Gavin Drake has written twice for the Church Times about the employment tribunal hearing last week in Birmingham.
First, last week’s report: QC: ‘Spirit of Trollope is alive’
A LEADING ecclesiastical lawyer has suggested that “the spirit of Trollope is alive and well in the Church of England.” Geoffrey Tattersall QC made the admission on the second day of a week-long preliminary hearing at an employment tribunal in Birmingham.
The tribunal, chaired by A. J. McCarry, is being asked to decide whether the Revd Mark Sharpe, formerly Rector of Teme Valley South near Tenbury Wells, was an employee. If he was, he would be entitled to bring his claim for unfair dismissal to a full tribunal hearing.
On Tuesday, Mr Tattersall, who represents the Bishop and diocese of Worcester, told the tribunal that a priest with freehold status, such as Mr Sharpe, had absolute liberty within his parish, and the bishop had no power to direct the work he did or remove him from office…
And this week: Judge must decide on priests’ employment status
…In his closing submission, Geoffrey Tattersall QC, for the Bishop and the diocese, told the judge that he was dealing with a test case, and that whatever he decided “for this freehold incumbent in the diocese of Worcester would decide the status of all freehold incumbents in the Church of England”.
He said that the Church of England’s case rested on the lack of an expressed contract between the parties and the very high level of autonomy exercised by incumbents — as governed by Measures that had the same force of law as Acts of Parliament.
The judge replied that he had not been aware of the strength of the Measures at the beginning of this case.

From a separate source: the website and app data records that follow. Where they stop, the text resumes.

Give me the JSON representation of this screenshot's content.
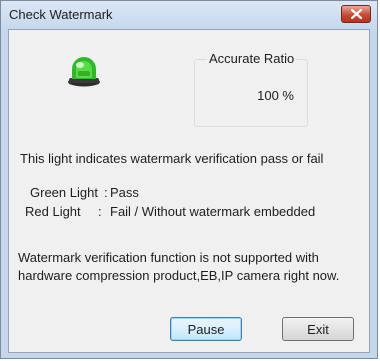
{
  "window": {
    "title": "Check Watermark"
  },
  "icons": {
    "close": "close-x-icon",
    "light": "green-light-icon"
  },
  "colors": {
    "light": "#2fb82a",
    "close_button": "#c74a36",
    "default_button_border": "#3c7fb1"
  },
  "ratio": {
    "group_label": "Accurate Ratio",
    "value": "100 %"
  },
  "info_text": "This light indicates watermark verification pass or fail",
  "legend": {
    "green": {
      "label": "Green Light",
      "separator": ":",
      "value": "Pass"
    },
    "red": {
      "label": "Red Light",
      "separator": ":",
      "value": "Fail / Without watermark embedded"
    }
  },
  "notice": "Watermark verification function is not supported with hardware compression product,EB,IP camera right now.",
  "buttons": {
    "pause": "Pause",
    "exit": "Exit"
  }
}
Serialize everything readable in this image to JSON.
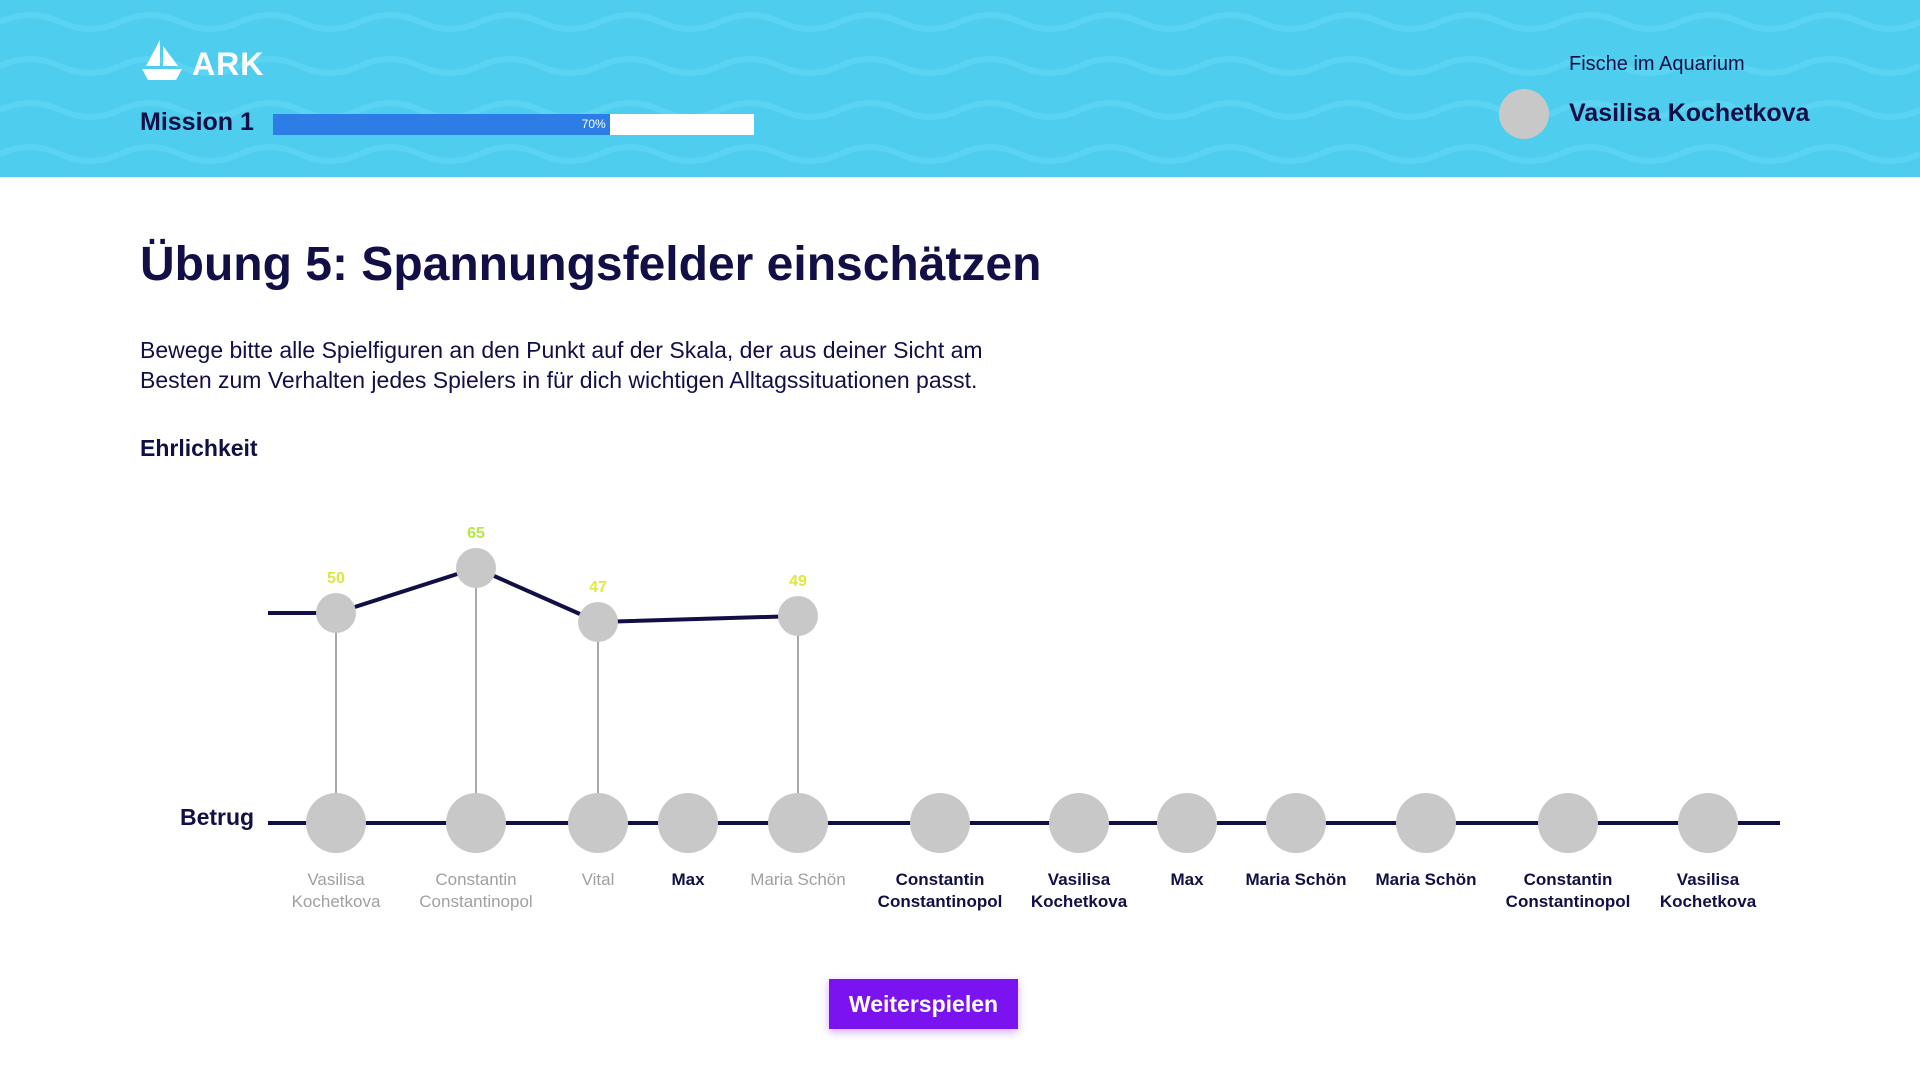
{
  "header": {
    "logo_text": "ARK",
    "mission_label": "Mission 1",
    "progress": {
      "value": 70,
      "label": "70%"
    },
    "user_caption": "Fische im Aquarium",
    "user_name": "Vasilisa Kochetkova"
  },
  "page": {
    "title": "Übung 5: Spannungsfelder einschätzen",
    "instructions": "Bewege bitte alle Spielfiguren an den Punkt auf der Skala, der aus deiner Sicht am Besten zum Verhalten jedes Spielers in für dich wichtigen Alltagssituationen passt.",
    "continue_label": "Weiterspielen"
  },
  "scale": {
    "top_label": "Ehrlichkeit",
    "bottom_label": "Betrug",
    "gradient_colors": [
      "#66dd44",
      "#e8e83c",
      "#e53a22"
    ]
  },
  "colors": {
    "line": "#120f47",
    "token": "#c8c8c8",
    "placed_name": "#a0a0a0",
    "unplaced_name": "#120f47"
  },
  "chart_data": {
    "type": "line",
    "y_range": [
      0,
      100
    ],
    "players": [
      {
        "name": [
          "Vasilisa",
          "Kochetkova"
        ],
        "value": 50
      },
      {
        "name": [
          "Constantin",
          "Constantinopol"
        ],
        "value": 65
      },
      {
        "name": [
          "Vital"
        ],
        "value": 47
      },
      {
        "name": [
          "Max"
        ],
        "value": null
      },
      {
        "name": [
          "Maria Schön"
        ],
        "value": 49
      },
      {
        "name": [
          "Constantin",
          "Constantinopol"
        ],
        "value": null
      },
      {
        "name": [
          "Vasilisa",
          "Kochetkova"
        ],
        "value": null
      },
      {
        "name": [
          "Max"
        ],
        "value": null
      },
      {
        "name": [
          "Maria Schön"
        ],
        "value": null
      },
      {
        "name": [
          "Maria Schön"
        ],
        "value": null
      },
      {
        "name": [
          "Constantin",
          "Constantinopol"
        ],
        "value": null
      },
      {
        "name": [
          "Vasilisa",
          "Kochetkova"
        ],
        "value": null
      }
    ]
  }
}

John Benson QC, for Mr Sharpe, told the judge that “there has been a great deal of information that, at first hand, is very difficult to understand. A lot of the material is arcane and bedded in history. The Church of England is an organisation that doesn’t fall comfortably in the role of an employer; nor does an incumbent fall into the role of an employee.”
He said that the evidence heard during the hearing and the past case law meant that he was “ploughing a lonely furrow in arguing that Mr Sharpe is an employee, but that won’t deter me”…
And scroll down in the second link for a sidebar, giving a succinct summary of the previous cases that have relevance to this.
Judgement was reserved and appears unlikely to be given before February.
The original tribunal hearing was reported in 2008 as Worcestershire rector claims harassment.1 Comment
The paper starts:
In view of the likely media interest in and possible controversy over a change in the law which comes into effect on 5 December this note and the attachment prepared by the Legal Office provide some background information and explanation for the benefit of Synod members.
In short, the position under the new arrangements is that no Church of England religious premises may become “approved premises” for the registration of civil partnerships without there having been a formal decision by the General Synod to that effect.
An analysis by the Legal Office to justify this conclusion is attached to the paper.8 Comments
from Lambeth Palace
The Archbishop of Canterbury, Dr Rowan Williams, has sent the following Advent letter to the Primates of the Anglican Communion and Moderators of the United Churches.
Church of England press release:
The House of Bishops has announced the membership of a Group established to advise it on reviewing its Pastoral Statement issued prior to the introduction of civil partnerships in December 2005. The Group will be chaired by the Bishop of Sodor and Man, the Rt Rev Robert Paterson. The other two members of the Group are the Bishop of Portsmouth, the Rt Rev Christopher Foster, and the Bishop of Dorchester, the Rt Rev Colin Fletcher. The Group will start work in December and report to the House in time for the House to reach conclusions during 2012.
The preparation of the pastoral statement was the last occasion when the House of Bishops devoted substantial time to the issue of same sex relationships. The House undertook to keep that Pastoral Statement under review and announced in July, this year, http://www.churchofengland.org/media/1289380/gsmisc997.pdf , that the time had come for a review to take place.
The House of Bishops also announced in July further work on the Church of England’s approach to human sexuality more generally. The expectation is that the membership of that Group, whose work will be considered by the House during 2013, will be announced in the next few weeks.
The original 2005 Pastoral Statement is here.
As noted here earlier this week, the announcement of the review said:
“It is now nearly six years since the House issued its Pastoral Statement prior to the introduction of civil partnerships in December 2005. The preparation of that document was the last occasion when the House devoted substantial time to the issue of same sex relationships. We undertook to keep that Pastoral Statement under review. We have decided that the time has come for a review to take place.
“Over the past five and half years there have been several developments. Consistent with the guidelines in the Pastoral Statement a number of clergy are now in civil partnerships. The General Synod decided to amend the clergy pension scheme to improve the provision for the surviving civil partners of clergy who have died. More recently Parliament has decided that civil partnerships may be registered on religious premises where the relevant religious authority has consented (the necessary regulations are expected this autumn).
“The review will need to take account of this changing scene…”